Writer/director/star Aaron Fisher (TV's Single and Baller) — who in real life deals with ADHD, OCD, and borderline personality disorder — has crafted a brave, funny and often beautiful film about a young man trying to find his way in the world while also negotiating his own personal demons. Fisher Plays Benjamin who decides, against all odds, to make a movie about an incident that got him wrongly expelled from college. To that end he enlists an eccentric producer (Eric Roberts) and a stripper with a heart (Ellen Toland) with whom he, of course, falls in love.

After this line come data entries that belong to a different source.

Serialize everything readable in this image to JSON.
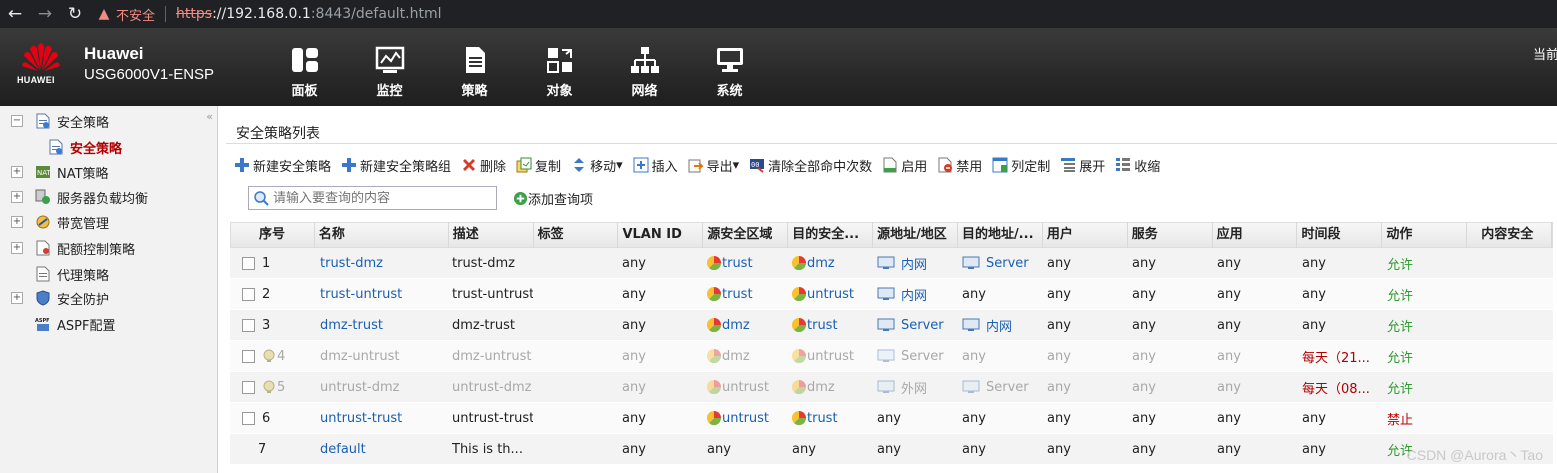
{
  "browser": {
    "insecure_label": "不安全",
    "url_scheme": "https",
    "url_host": "://192.168.0.1",
    "url_rest": ":8443/default.html"
  },
  "header": {
    "logo_text": "HUAWEI",
    "brand_name": "Huawei",
    "model": "USG6000V1-ENSP",
    "nav": [
      {
        "label": "面板",
        "icon": "dashboard-icon"
      },
      {
        "label": "监控",
        "icon": "monitor-icon"
      },
      {
        "label": "策略",
        "icon": "policy-icon"
      },
      {
        "label": "对象",
        "icon": "object-icon"
      },
      {
        "label": "网络",
        "icon": "network-icon"
      },
      {
        "label": "系统",
        "icon": "system-icon"
      }
    ],
    "right_text": "当前"
  },
  "sidebar": {
    "items": [
      {
        "label": "安全策略",
        "expander": "−"
      },
      {
        "label": "安全策略",
        "selected": true
      },
      {
        "label": "NAT策略",
        "expander": "+"
      },
      {
        "label": "服务器负载均衡",
        "expander": "+"
      },
      {
        "label": "带宽管理",
        "expander": "+"
      },
      {
        "label": "配额控制策略",
        "expander": "+"
      },
      {
        "label": "代理策略",
        "expander": ""
      },
      {
        "label": "安全防护",
        "expander": "+"
      },
      {
        "label": "ASPF配置",
        "expander": ""
      }
    ]
  },
  "panel": {
    "title": "安全策略列表"
  },
  "toolbar": {
    "new_policy": "新建安全策略",
    "new_group": "新建安全策略组",
    "delete": "删除",
    "copy": "复制",
    "move": "移动",
    "insert": "插入",
    "export": "导出",
    "clear_hits": "清除全部命中次数",
    "enable": "启用",
    "disable": "禁用",
    "customize_columns": "列定制",
    "expand": "展开",
    "collapse": "收缩"
  },
  "search": {
    "placeholder": "请输入要查询的内容",
    "add_query": "添加查询项"
  },
  "table": {
    "headers": [
      "序号",
      "名称",
      "描述",
      "标签",
      "VLAN ID",
      "源安全区域",
      "目的安全...",
      "源地址/地区",
      "目的地址/...",
      "用户",
      "服务",
      "应用",
      "时间段",
      "动作",
      "内容安全"
    ],
    "rows": [
      {
        "no": "1",
        "name": "trust-dmz",
        "desc": "trust-dmz",
        "tag": "",
        "vlan": "any",
        "src_zone": "trust",
        "dst_zone": "dmz",
        "src_addr": "内网",
        "dst_addr": "Server",
        "user": "any",
        "service": "any",
        "app": "any",
        "time": "any",
        "action": "允许",
        "content": ""
      },
      {
        "no": "2",
        "name": "trust-untrust",
        "desc": "trust-untrust",
        "tag": "",
        "vlan": "any",
        "src_zone": "trust",
        "dst_zone": "untrust",
        "src_addr": "内网",
        "dst_addr": "any",
        "user": "any",
        "service": "any",
        "app": "any",
        "time": "any",
        "action": "允许",
        "content": ""
      },
      {
        "no": "3",
        "name": "dmz-trust",
        "desc": "dmz-trust",
        "tag": "",
        "vlan": "any",
        "src_zone": "dmz",
        "dst_zone": "trust",
        "src_addr": "Server",
        "dst_addr": "内网",
        "user": "any",
        "service": "any",
        "app": "any",
        "time": "any",
        "action": "允许",
        "content": ""
      },
      {
        "no": "4",
        "name": "dmz-untrust",
        "desc": "dmz-untrust",
        "tag": "",
        "vlan": "any",
        "src_zone": "dmz",
        "dst_zone": "untrust",
        "src_addr": "Server",
        "dst_addr": "any",
        "user": "any",
        "service": "any",
        "app": "any",
        "time": "每天（21...",
        "action": "允许",
        "content": ""
      },
      {
        "no": "5",
        "name": "untrust-dmz",
        "desc": "untrust-dmz",
        "tag": "",
        "vlan": "any",
        "src_zone": "untrust",
        "dst_zone": "dmz",
        "src_addr": "外网",
        "dst_addr": "Server",
        "user": "any",
        "service": "any",
        "app": "any",
        "time": "每天（08...",
        "action": "允许",
        "content": ""
      },
      {
        "no": "6",
        "name": "untrust-trust",
        "desc": "untrust-trust",
        "tag": "",
        "vlan": "any",
        "src_zone": "untrust",
        "dst_zone": "trust",
        "src_addr": "any",
        "dst_addr": "any",
        "user": "any",
        "service": "any",
        "app": "any",
        "time": "any",
        "action": "禁止",
        "content": ""
      },
      {
        "no": "7",
        "name": "default",
        "desc": "This is th...",
        "tag": "",
        "vlan": "any",
        "src_zone": "any",
        "dst_zone": "any",
        "src_addr": "any",
        "dst_addr": "any",
        "user": "any",
        "service": "any",
        "app": "any",
        "time": "any",
        "action": "允许",
        "content": ""
      }
    ]
  },
  "watermark": "CSDN @Aurora丶Tao"
}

Rosie Perez plays Benjamin's tough-love shrink; Paul Schulze and Catherine Curtin (Orange Is The New Black) are his exasperated parents.(FULL REVIEW)
The Insult (2017) ****
This powerful Lebanese film about an escalating conflict between a Christian (Adel Karam) and a Palestinian immigrant (Kamel El Basha) explores the dark eccentricities of human prejudice — and the ever-so-slight hope that we can overcome them.
The Invisible Man (2020) ***
One of Universal Studios' classic monsters gets a clever update: A brilliant scientist (Elisabeth Moss) escapes her abusive husband (Oliver Jackson-Cohen) — but even after he apparently commits suicide, she doesn't feel safe. Smart woman: A series of weird events seems to confirm the impossible — he just might be following her still.
The Irishman (2019) ****
Martin Scorsese returns to his gangster genre roots — and brings along longtime co-conspirators Robert De Niro, Al Pacino and Joe Pesci (making his first major film appearance in more than a decade. Don't stay away that long again, Joe). The film marks a return to form for all involved, outlining in stark narrative the story of a mob enforcer (De Niro) and his complicated, shall we say, relationship with Teamster boss Jimmy Hoffa. Scorsese and company have an interesting theory regarding what happened to Jimmy. Spoiler alert: He doesn't end up under the end zone at Giants Stadium (FULL REVIEW)
Isle of Dogs (2018) ****
Wes Anderson's second foray into stop-action animation lacks the bite of his first (Fantastic Mr. Fox), but he fills his screen with meticulously designed sets and set pieces. It's the kind of film you'll want to see a second time, just to make sure you didn't miss anything first time around (and believe me, you did!).
It (2017) ***
Those who suffer from coulrophobia would best avoid this big-screen adaptation of Stephen King's horror novel, about a group of young friends decide to track down a supernatural killer clown.